and Ollie, the 1995 film devoted to the veteran Disney animators
Frank Thomas and Ollie Johnston, has appeared on DVD, loaded with
"extras" that are for the most part of real substance:
outtakes, Thomas's and Johnston's first animation from a couple
of short cartoons, film of Johnston aboard his backyard trains and
of Thomas playing piano with the Firehouse Five Plus Two, and a
lot of other stuff.
film itself captured Thomas and Johnston in their early eighties
(they both turned ninety in 2003). They are undeniably old in the
film, and, in Thomas's case, visibly frail, but they have not yet
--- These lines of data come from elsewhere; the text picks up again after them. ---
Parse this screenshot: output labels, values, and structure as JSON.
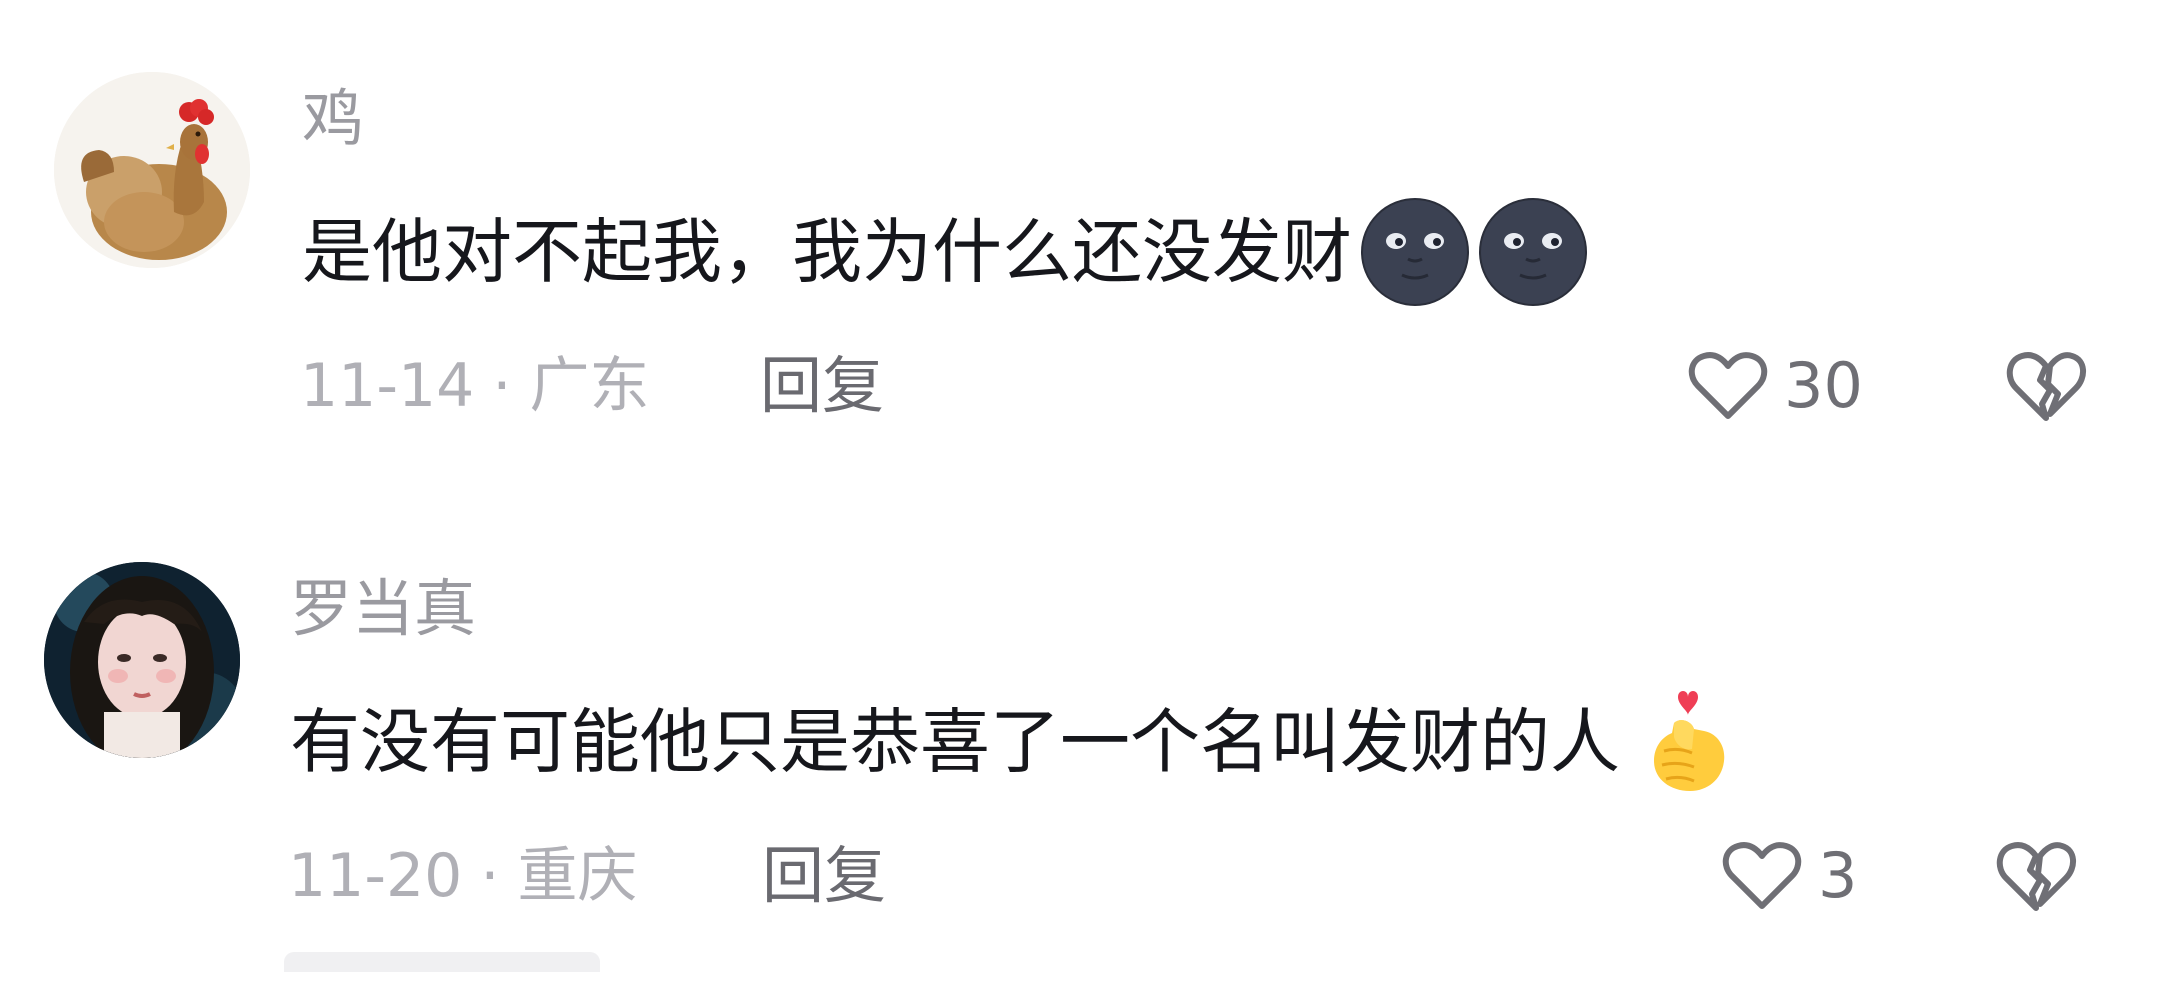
{
  "comments": [
    {
      "username": "鸡",
      "text": "是他对不起我，我为什么还没发财",
      "emojis": [
        "new-moon-face-emoji",
        "new-moon-face-emoji"
      ],
      "date": "11-14",
      "separator": "·",
      "location": "广东",
      "reply_label": "回复",
      "like_count": "30"
    },
    {
      "username": "罗当真",
      "text": "有没有可能他只是恭喜了一个名叫发财的人",
      "emojis": [
        "finger-heart-emoji"
      ],
      "date": "11-20",
      "separator": "·",
      "location": "重庆",
      "reply_label": "回复",
      "like_count": "3"
    }
  ],
  "colors": {
    "username": "#9a9aa0",
    "body_text": "#16171c",
    "meta": "#b0b0b6",
    "reply": "#6a6a70",
    "icon_stroke": "#6f6f75"
  }
}
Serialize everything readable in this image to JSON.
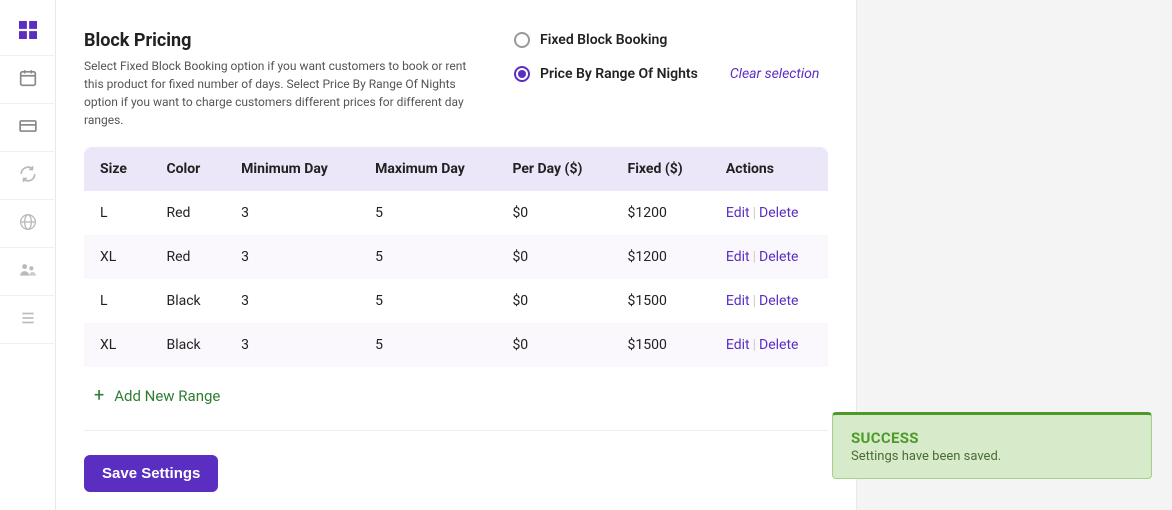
{
  "header": {
    "title": "Block Pricing",
    "description": "Select Fixed Block Booking option if you want customers to book or rent this product for fixed number of days. Select Price By Range Of Nights option if you want to charge customers different prices for different day ranges."
  },
  "radios": {
    "fixed_label": "Fixed Block Booking",
    "range_label": "Price By Range Of Nights",
    "clear_label": "Clear selection"
  },
  "table": {
    "headers": {
      "size": "Size",
      "color": "Color",
      "min": "Minimum Day",
      "max": "Maximum Day",
      "perday": "Per Day ($)",
      "fixed": "Fixed ($)",
      "actions": "Actions"
    },
    "rows": [
      {
        "size": "L",
        "color": "Red",
        "min": "3",
        "max": "5",
        "perday": "$0",
        "fixed": "$1200"
      },
      {
        "size": "XL",
        "color": "Red",
        "min": "3",
        "max": "5",
        "perday": "$0",
        "fixed": "$1200"
      },
      {
        "size": "L",
        "color": "Black",
        "min": "3",
        "max": "5",
        "perday": "$0",
        "fixed": "$1500"
      },
      {
        "size": "XL",
        "color": "Black",
        "min": "3",
        "max": "5",
        "perday": "$0",
        "fixed": "$1500"
      }
    ],
    "edit_label": "Edit",
    "delete_label": "Delete"
  },
  "add_range_label": "Add New Range",
  "save_label": "Save Settings",
  "toast": {
    "title": "SUCCESS",
    "message": "Settings have been saved."
  }
}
been overtaken by infirmities. Polly Huemer, the widow of the Disney
animator and writer Dick Huemer, once remarked to me that a person's
seventies could be wonderful, health permitting, but that life got
a lot dodgier past eighty (she was in her late eighties at the time).
Certainly that is consistent with what I've observed of people who
make it into their ninth decade. In Frank and Ollie we see
Thomas and Johnston, as it were, on the cuspstill robust camera
subjects, but obviously vulnerable to time's injuries. That they
have both survived almost ten years longer, in increasingly fragile
health, lends the film a poignance that I think it would lack if
it had caught them a few years earlier, when age's effects were
not yet so visible.
There's an endearing nineteenth-century quality about the friendship
of the two men, who have now lived with or next door to each other
for seventy years, first by themselves and then with their wives
and children. In today's sex-soaked atmosphere, the occupants of
such a semi-compound would be expected to make up a ménage
à quatreor cinq or six or septbut
the friendship of Thomas and Johnston and their families is a blessed
relic from a time when society permitted people to form deep attachments
of many kinds.
Frank and Ollie is, however, not some extended Charles Kuralt-like
video essay on two charming old gentlemen who play jazz and tinker
with trains. The film commands our attention because its subjects
are animatorsor, as the film argues, and as I believe, artists
who happen to be animators. It is when the film turns to their art
that it becomes claustrophobic.
Watching the film again, I marveled, as I so often do, at how blinkered
and self-contained so much of the talk about Disney animation is.
It doesn't matter whether the talk comes from Disney animators like
Glen Keane and Andreas Deja or from outside writers like John Canemaker
and John Culhane, all of whom appear on camera in Frank and Ollie.
As usual, Canemaker is judicious and Culhane is windy, but they
both, like Thomas and Johnston and the other Disney people who appear
in the film, embrace without question premises that are dismayingly
The film, through its emphases, asks us to believe not just that
Thomas and Johnston animated at roughly the same exalted level throughout
most of their careers, but also that if there was any variation,
the best came near the end, when they animated most of The Jungle
Book (1967). That film receives more attention than any other.
I've written elsewhere
about how Thomas and Johnston's first book, Disney Animation:
The Illusion of Life, propagated the strange notion that the
dull, literal animation in such latterday Disney features as The
Jungle Book was somehow the pinnacle of the art, and Frank
and Ollie offers more of the same.
The two animators earned their glowing reputations in much earlier
films, starting in 1937 with Thomas's animation of the grieving
Dwarfs in Snow White and the Seven Dwarfs. Thomas was the
greater of the two animators, I think; I know of nothing in Johnston's
work to match the incredible subtlety and precision of some of Thomas's
animation, like that of Captain Hook in Peter Pan (1953).
Johnston's animation could seem a little obvious and unshaded by
comparisonI'm thinking of his Mister Smee in the same filmbut
that may well have been more a matter of casting than of talent.
Which is to say, I don't know how anyone could have animated Smee
better, given how broadly the character was conceived.
Such early triumphs get mostly a nod in passing, the clips sliding
by amid excerpts from dreary failures like The Aristocats (1971)
and Robin Hood (1973). Frank and Ollie is, in short,
yet another of the many Disney-sanctioned productslike Thomas
and Johnston's own Disney Animation: The Illusion of Lifethat
smudge the distinction between the ordinary and the extraordinary,
to the disadvantage of the latter. Perhaps it could have been nothing
else. This is, after all, a film directed by Frank Thomas's son,
Theodore Thomas, and released (and copyrighted) by the Walt Disney
Company. But a less affectionate and more searching examination
of Thomas's and Johnston's careers would have better served both
them and their art.
[Posted January 29, 2004]